Moreover, in many religious systems, including scriptural Hinduism, the magical power of a sacred language is predicated on its unintelligibility to the lay worshipper. Quotidian, “profane” languages that are readily comprehensible are believed to not have the same ritual efficacy (Tambiah 1985: 22-30). Indeed, Dakshinamoorthy Bhattar, a priest who challenged the government’s orders, argued that the efficacy of ritual depended on the particular sounds of Sanskrit and that there would be “disaster” if he “dared to perform the archanai in Tamil” (Presler 1987: 117; see also Harrison 1960: 130). And much to the dismay of many a Tamil devotee, it was not only a Brahman priest who argued thus, but also Gnanaprakasar Tecikar, a respected “non-Brahman” Tamil scholar. But the state’s argument was not couched in the vocabulary of ritual efficacy. For regardless of the doctrinal and metaphysical premises on which neo-Shaivism asserted the divine potency and ritual powers of Tamil, the state’s aruccaṉai orders derived their eventual legitimacy from the democratic logic that the language of worship ought to be understandable and intelligible to the people, that it ought to be the “mother tongue.” Sanskrit’s legitimacy was undermined not by questioning its divine status (as neo-Shaivism did), but by declaring its “unintelligibility” among the people. By the same token, Tamil was ordered in its place not just because it was divine, but because it had the “love and attachment” of the people and was their “mother tongue.” Here, the Tamil aruccaṉai issue appears to provide another illustration of the “demoticization” of liturgical languages—such as Hebrew or Latin or Arabic—that has inevitably accompanied the nationalization and democratization of political and social systems with modernity (Anderson 1983: 68-69). Yet Sanskrit was not threatened by an ordinary “demotic” tongue but by another “sacred” language that had also been recently empowered as “mother tongue.” This is what makes the demand for Tamil liturgy unusual.

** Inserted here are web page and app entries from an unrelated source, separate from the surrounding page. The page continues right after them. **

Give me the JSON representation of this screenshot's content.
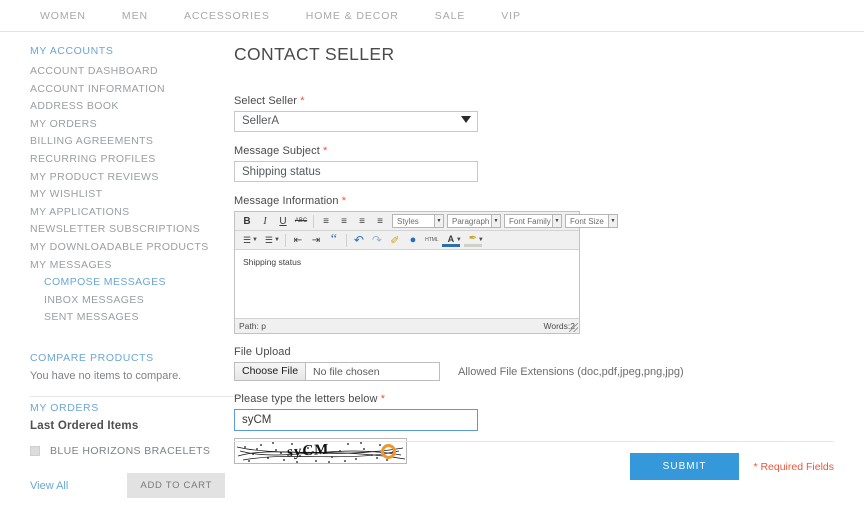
{
  "topnav": {
    "items": [
      {
        "label": "WOMEN"
      },
      {
        "label": "MEN"
      },
      {
        "label": "ACCESSORIES"
      },
      {
        "label": "HOME & DECOR"
      },
      {
        "label": "SALE"
      },
      {
        "label": "VIP"
      }
    ]
  },
  "sidebar": {
    "heading": "MY ACCOUNTS",
    "items": [
      {
        "label": "ACCOUNT DASHBOARD"
      },
      {
        "label": "ACCOUNT INFORMATION"
      },
      {
        "label": "ADDRESS BOOK"
      },
      {
        "label": "MY ORDERS"
      },
      {
        "label": "BILLING AGREEMENTS"
      },
      {
        "label": "RECURRING PROFILES"
      },
      {
        "label": "MY PRODUCT REVIEWS"
      },
      {
        "label": "MY WISHLIST"
      },
      {
        "label": "MY APPLICATIONS"
      },
      {
        "label": "NEWSLETTER SUBSCRIPTIONS"
      },
      {
        "label": "MY DOWNLOADABLE PRODUCTS"
      },
      {
        "label": "MY MESSAGES"
      }
    ],
    "subitems": [
      {
        "label": "COMPOSE MESSAGES",
        "active": true
      },
      {
        "label": "INBOX MESSAGES",
        "active": false
      },
      {
        "label": "SENT MESSAGES",
        "active": false
      }
    ],
    "compare": {
      "heading": "COMPARE PRODUCTS",
      "empty_text": "You have no items to compare."
    },
    "orders": {
      "heading": "MY ORDERS",
      "subheading": "Last Ordered Items",
      "product": "BLUE HORIZONS BRACELETS",
      "view_all": "View All",
      "add_to_cart": "ADD TO CART"
    }
  },
  "main": {
    "title": "CONTACT SELLER",
    "select_seller": {
      "label": "Select Seller",
      "required_mark": "*",
      "value": "SellerA"
    },
    "message_subject": {
      "label": "Message Subject",
      "required_mark": "*",
      "value": "Shipping status",
      "placeholder": ""
    },
    "message_information": {
      "label": "Message Information",
      "required_mark": "*",
      "body_text": "Shipping status",
      "path_label": "Path: p",
      "words_label": "Words:2"
    },
    "editor_toolbar": {
      "row1_buttons": [
        {
          "name": "bold-icon",
          "glyph": "B"
        },
        {
          "name": "italic-icon",
          "glyph": "I"
        },
        {
          "name": "underline-icon",
          "glyph": "U"
        },
        {
          "name": "strikethrough-icon",
          "glyph": "ABC"
        },
        {
          "name": "align-left-icon",
          "glyph": "≡"
        },
        {
          "name": "align-center-icon",
          "glyph": "≡"
        },
        {
          "name": "align-right-icon",
          "glyph": "≡"
        },
        {
          "name": "align-justify-icon",
          "glyph": "≡"
        }
      ],
      "selects": [
        {
          "name": "styles-select",
          "label": "Styles"
        },
        {
          "name": "paragraph-select",
          "label": "Paragraph"
        },
        {
          "name": "font-family-select",
          "label": "Font Family"
        },
        {
          "name": "font-size-select",
          "label": "Font Size"
        }
      ],
      "row2_buttons": [
        {
          "name": "bullet-list-icon",
          "glyph": "☰"
        },
        {
          "name": "numbered-list-icon",
          "glyph": "☰"
        },
        {
          "name": "outdent-icon",
          "glyph": "⇤"
        },
        {
          "name": "indent-icon",
          "glyph": "⇥"
        },
        {
          "name": "blockquote-icon",
          "glyph": "“"
        },
        {
          "name": "undo-icon",
          "glyph": "↶"
        },
        {
          "name": "redo-icon",
          "glyph": "↷"
        },
        {
          "name": "cleanup-icon",
          "glyph": "✐"
        },
        {
          "name": "insert-link-icon",
          "glyph": "●"
        },
        {
          "name": "edit-html-icon",
          "glyph": "HTML"
        },
        {
          "name": "text-color-icon",
          "glyph": "A"
        },
        {
          "name": "background-color-icon",
          "glyph": "✒"
        }
      ]
    },
    "file_upload": {
      "label": "File Upload",
      "choose_button": "Choose File",
      "no_file_text": "No file chosen",
      "allowed_text": "Allowed File Extensions (doc,pdf,jpeg,png,jpg)"
    },
    "captcha": {
      "label": "Please type the letters below",
      "required_mark": "*",
      "value": "syCM",
      "image_text": "syCM",
      "refresh_icon": "refresh-icon"
    },
    "submit": {
      "button_label": "SUBMIT",
      "required_note": "* Required Fields"
    }
  },
  "colors": {
    "accent_blue": "#3598db",
    "link_blue": "#6aa7d4",
    "required_red": "#e9573f",
    "muted_gray": "#9a9ea2",
    "captcha_orange": "#f0962c"
  }
}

Finally, the Tamil aruccaṉai controversy gave the lie to the state’s assertion that “language is not the essence of religion” (quoted in Mudaliar 1974: 223). The Congress government had resisted the demands to replace Sanskrit with Tamil in the 1950s on this basis. It is “meaningless,” Bhaktavatsalam had insisted, to raise the language issue in matters of worship. Interestingly, in 1974 the Madras High Court defended the DMK led state’s legislation by invoking the same principle (Mudaliar 1974: 223): “It cannot be taken that unless religious matters are expressed in a particular language they cease to be religious” (quoted in Presler 1987: 117). Yet, as neo-Shaivism had asserted again and again, was it even possible to contemplate god without divine Tamil? Even the DMK minister in charge of the state’s religious policy declared in the Legislative Assembly in 1971 that it was god himself, filled with “Tamil consciousness,” who had enabled the institution of Tamil aruccaṉai. From the point of view of many a devoted Tamilian, god and Tamil could not be separated at will or through state legislation.